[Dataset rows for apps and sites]
******

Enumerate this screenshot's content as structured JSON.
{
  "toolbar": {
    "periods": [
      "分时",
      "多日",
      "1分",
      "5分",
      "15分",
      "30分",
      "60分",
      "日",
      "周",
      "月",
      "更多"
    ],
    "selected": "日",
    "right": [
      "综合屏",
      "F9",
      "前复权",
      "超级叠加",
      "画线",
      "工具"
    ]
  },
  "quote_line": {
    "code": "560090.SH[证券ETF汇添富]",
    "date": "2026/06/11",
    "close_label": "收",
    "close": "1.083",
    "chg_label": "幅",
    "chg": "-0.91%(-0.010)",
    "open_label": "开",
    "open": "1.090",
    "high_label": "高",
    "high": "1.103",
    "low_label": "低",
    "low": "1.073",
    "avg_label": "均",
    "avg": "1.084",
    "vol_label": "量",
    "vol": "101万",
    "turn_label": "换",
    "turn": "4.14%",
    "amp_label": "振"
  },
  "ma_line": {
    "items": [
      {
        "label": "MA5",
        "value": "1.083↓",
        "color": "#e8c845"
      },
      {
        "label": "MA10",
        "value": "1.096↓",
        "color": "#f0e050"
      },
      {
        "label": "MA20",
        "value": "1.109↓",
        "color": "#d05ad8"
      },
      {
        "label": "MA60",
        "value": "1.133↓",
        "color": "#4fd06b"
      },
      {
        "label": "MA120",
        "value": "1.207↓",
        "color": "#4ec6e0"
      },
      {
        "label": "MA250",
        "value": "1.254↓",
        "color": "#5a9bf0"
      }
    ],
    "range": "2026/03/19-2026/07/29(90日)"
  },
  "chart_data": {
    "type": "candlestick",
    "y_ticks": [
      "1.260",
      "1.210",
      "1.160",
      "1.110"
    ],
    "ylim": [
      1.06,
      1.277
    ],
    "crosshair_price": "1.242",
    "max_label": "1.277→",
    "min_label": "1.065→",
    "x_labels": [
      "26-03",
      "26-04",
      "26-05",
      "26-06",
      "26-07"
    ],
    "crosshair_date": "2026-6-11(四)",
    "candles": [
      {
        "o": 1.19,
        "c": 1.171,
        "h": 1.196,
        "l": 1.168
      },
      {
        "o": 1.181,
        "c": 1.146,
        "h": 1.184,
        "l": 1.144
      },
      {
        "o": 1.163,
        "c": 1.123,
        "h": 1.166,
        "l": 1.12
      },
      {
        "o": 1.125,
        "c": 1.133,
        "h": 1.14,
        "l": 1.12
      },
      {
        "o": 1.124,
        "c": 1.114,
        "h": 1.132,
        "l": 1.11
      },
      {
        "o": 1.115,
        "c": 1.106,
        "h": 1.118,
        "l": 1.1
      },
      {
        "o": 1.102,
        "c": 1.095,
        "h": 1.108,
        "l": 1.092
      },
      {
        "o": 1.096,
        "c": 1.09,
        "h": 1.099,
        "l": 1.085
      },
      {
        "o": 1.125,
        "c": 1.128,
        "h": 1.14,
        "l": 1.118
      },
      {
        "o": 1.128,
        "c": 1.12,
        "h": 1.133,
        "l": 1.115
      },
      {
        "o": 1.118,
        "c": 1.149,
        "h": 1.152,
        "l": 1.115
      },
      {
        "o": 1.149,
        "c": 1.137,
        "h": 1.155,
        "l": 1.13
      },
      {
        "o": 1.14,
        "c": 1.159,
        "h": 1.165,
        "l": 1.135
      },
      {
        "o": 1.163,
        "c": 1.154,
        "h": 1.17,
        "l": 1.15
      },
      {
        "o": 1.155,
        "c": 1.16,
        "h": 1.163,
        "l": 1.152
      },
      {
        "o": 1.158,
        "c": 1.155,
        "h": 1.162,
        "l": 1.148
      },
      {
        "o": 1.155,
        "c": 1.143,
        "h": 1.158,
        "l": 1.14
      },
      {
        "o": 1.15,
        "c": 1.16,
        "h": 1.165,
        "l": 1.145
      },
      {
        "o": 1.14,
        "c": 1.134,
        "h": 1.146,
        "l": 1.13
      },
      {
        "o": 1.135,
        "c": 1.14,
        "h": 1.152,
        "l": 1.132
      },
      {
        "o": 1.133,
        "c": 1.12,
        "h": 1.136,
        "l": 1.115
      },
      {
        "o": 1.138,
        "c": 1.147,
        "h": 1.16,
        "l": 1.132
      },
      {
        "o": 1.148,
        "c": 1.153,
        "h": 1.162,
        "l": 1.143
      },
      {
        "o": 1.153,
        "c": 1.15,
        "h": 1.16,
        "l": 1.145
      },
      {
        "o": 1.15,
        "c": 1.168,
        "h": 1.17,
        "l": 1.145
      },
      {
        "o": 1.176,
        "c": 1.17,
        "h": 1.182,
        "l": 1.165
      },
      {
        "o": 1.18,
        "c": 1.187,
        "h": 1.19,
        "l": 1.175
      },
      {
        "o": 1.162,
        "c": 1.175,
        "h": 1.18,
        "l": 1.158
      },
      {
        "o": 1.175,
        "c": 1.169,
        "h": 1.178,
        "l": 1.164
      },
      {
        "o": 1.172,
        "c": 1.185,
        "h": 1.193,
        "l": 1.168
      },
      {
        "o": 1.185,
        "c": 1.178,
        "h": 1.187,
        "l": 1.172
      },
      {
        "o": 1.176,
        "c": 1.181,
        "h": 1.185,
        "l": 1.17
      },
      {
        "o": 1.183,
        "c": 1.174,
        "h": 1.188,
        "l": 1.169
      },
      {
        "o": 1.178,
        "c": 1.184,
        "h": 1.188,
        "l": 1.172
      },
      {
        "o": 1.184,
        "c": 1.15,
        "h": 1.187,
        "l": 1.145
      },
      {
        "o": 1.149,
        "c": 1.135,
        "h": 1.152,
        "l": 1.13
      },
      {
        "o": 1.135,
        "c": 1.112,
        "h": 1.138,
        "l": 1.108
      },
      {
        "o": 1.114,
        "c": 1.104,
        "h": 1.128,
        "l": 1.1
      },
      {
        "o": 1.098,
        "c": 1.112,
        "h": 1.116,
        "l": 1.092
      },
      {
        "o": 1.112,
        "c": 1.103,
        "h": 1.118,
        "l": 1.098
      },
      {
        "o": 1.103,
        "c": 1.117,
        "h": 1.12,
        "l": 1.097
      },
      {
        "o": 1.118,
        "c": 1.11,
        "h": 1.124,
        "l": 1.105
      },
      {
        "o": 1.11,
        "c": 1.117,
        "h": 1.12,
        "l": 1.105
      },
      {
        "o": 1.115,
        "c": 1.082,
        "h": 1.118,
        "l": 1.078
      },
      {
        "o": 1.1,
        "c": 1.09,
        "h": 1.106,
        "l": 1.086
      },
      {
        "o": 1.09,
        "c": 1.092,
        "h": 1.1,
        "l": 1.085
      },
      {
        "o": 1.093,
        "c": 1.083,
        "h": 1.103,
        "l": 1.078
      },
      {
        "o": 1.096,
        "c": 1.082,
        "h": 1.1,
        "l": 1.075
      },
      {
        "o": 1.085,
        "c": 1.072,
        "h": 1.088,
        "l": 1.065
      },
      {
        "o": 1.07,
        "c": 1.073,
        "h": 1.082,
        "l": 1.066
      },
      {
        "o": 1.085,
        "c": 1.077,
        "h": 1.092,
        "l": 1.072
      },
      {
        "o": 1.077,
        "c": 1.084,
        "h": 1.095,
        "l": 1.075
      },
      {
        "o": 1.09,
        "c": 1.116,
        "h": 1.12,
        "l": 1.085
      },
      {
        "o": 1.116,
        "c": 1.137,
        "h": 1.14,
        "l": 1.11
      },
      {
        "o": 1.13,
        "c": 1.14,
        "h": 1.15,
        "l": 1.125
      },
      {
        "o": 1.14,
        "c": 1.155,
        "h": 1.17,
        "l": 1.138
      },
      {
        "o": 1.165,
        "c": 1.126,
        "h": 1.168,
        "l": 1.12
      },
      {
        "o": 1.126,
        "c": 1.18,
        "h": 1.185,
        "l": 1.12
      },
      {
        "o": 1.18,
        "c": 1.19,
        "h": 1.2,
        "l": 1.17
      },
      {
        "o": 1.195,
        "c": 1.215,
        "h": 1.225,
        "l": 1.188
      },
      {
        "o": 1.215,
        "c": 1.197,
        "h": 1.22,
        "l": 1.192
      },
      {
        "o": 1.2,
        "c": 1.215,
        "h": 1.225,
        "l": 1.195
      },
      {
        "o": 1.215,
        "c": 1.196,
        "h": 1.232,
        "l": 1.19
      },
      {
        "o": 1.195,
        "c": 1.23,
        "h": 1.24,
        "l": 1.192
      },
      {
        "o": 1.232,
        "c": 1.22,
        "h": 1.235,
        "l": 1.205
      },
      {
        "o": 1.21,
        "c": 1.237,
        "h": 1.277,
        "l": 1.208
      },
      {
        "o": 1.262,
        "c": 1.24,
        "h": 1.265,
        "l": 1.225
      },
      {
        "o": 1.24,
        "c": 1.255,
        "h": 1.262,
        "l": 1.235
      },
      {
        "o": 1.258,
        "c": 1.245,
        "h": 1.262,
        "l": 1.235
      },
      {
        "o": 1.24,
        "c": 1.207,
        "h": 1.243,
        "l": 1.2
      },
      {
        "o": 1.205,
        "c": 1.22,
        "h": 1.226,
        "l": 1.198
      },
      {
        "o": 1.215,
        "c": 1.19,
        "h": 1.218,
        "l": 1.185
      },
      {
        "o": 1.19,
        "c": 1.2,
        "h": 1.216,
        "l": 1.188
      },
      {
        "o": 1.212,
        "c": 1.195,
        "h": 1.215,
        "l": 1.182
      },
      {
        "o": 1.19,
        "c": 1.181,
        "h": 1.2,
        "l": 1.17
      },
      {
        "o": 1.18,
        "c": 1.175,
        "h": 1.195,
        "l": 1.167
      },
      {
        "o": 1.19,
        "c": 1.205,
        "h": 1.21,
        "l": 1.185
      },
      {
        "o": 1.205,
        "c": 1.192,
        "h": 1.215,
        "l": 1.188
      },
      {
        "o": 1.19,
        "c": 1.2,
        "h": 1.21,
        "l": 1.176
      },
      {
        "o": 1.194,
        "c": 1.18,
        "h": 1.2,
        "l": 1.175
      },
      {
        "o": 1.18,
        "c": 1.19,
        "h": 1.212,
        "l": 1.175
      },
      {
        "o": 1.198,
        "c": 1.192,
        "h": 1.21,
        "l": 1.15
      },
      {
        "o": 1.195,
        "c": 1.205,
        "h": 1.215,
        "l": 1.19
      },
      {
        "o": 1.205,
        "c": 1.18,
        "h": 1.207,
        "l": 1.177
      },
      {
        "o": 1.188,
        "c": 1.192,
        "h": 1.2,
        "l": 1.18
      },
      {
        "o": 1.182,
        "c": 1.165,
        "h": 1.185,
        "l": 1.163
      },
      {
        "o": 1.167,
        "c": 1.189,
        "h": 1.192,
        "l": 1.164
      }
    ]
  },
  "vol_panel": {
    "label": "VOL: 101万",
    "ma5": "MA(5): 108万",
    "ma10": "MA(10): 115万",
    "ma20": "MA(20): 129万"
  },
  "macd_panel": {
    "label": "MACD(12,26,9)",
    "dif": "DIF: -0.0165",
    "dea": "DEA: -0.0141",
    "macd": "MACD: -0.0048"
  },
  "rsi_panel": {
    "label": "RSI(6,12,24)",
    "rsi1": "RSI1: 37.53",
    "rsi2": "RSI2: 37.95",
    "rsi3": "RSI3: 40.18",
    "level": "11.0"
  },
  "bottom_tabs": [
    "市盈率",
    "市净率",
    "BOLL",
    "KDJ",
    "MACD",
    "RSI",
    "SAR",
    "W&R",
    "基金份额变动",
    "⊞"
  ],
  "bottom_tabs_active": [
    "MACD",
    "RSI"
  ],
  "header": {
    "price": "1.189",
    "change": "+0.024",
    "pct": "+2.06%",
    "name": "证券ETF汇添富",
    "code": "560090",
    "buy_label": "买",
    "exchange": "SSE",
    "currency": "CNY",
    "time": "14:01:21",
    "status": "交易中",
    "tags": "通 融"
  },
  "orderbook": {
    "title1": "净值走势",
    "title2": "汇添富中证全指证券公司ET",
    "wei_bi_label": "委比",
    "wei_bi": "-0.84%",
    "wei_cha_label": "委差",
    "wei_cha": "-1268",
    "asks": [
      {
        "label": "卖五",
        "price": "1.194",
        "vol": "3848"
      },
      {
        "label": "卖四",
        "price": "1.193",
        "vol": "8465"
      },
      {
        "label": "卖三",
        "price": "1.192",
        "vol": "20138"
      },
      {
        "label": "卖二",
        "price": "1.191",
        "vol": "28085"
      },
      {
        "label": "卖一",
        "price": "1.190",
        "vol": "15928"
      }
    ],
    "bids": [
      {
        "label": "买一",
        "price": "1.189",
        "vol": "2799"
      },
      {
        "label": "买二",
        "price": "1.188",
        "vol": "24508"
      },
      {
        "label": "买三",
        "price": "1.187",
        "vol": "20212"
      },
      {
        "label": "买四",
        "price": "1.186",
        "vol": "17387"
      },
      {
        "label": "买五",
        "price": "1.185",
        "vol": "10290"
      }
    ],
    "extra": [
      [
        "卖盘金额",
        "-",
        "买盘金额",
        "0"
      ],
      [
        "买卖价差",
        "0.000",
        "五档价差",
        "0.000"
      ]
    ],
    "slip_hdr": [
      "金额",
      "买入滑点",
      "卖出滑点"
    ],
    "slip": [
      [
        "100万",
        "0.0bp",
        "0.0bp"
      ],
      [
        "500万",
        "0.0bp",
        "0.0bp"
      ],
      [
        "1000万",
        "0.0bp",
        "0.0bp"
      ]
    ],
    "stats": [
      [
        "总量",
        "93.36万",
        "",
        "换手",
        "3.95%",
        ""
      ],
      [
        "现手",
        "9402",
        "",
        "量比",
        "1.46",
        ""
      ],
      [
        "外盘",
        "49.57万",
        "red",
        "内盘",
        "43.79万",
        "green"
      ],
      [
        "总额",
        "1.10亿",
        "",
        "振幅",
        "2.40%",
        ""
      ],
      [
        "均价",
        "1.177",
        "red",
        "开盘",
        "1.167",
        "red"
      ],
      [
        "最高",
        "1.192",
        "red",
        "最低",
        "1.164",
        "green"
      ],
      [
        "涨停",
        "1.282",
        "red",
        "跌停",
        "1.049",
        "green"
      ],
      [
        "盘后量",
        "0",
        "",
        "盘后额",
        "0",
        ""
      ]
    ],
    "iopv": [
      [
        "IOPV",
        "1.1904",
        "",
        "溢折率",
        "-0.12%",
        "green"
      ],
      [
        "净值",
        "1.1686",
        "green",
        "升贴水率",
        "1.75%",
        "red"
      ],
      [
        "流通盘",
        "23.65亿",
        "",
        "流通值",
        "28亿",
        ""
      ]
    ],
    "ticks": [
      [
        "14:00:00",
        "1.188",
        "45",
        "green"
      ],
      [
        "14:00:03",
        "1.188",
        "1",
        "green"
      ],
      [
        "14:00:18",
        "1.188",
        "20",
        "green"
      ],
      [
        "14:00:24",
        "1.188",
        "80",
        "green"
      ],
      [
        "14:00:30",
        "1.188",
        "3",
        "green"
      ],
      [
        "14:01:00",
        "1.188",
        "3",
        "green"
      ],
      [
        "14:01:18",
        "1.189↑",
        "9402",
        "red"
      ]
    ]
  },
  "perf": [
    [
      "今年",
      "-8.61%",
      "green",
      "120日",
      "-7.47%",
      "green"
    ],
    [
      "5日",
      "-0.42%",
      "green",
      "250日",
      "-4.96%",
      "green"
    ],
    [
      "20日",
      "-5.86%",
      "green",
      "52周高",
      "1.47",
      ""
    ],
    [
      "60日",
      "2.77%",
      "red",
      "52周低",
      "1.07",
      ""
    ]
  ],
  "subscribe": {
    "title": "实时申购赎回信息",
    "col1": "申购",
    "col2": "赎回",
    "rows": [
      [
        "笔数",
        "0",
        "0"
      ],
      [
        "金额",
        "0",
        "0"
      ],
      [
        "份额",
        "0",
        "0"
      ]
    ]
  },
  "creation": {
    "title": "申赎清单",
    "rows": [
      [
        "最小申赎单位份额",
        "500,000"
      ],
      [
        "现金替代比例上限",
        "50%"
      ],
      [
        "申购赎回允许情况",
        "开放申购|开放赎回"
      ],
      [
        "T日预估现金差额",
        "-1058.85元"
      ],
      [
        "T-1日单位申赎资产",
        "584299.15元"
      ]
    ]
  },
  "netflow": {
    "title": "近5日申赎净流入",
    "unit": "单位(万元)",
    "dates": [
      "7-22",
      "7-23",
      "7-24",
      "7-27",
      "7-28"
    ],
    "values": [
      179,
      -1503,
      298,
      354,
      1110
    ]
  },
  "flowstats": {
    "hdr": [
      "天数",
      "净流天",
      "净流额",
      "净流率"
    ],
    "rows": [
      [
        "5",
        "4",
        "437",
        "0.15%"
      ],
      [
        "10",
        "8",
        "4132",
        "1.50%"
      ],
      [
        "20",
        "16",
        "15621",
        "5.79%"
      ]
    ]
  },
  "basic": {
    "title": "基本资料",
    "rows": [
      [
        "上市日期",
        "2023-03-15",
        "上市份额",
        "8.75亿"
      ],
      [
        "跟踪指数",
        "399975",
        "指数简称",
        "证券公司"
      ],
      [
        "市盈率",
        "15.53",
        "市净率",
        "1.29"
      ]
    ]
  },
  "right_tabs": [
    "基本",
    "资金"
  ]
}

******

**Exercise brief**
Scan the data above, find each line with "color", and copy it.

**Exercise output**
        "color": "#e8c845"
        "color": "#f0e050"
        "color": "#d05ad8"
        "color": "#4fd06b"
        "color": "#4ec6e0"
        "color": "#5a9bf0"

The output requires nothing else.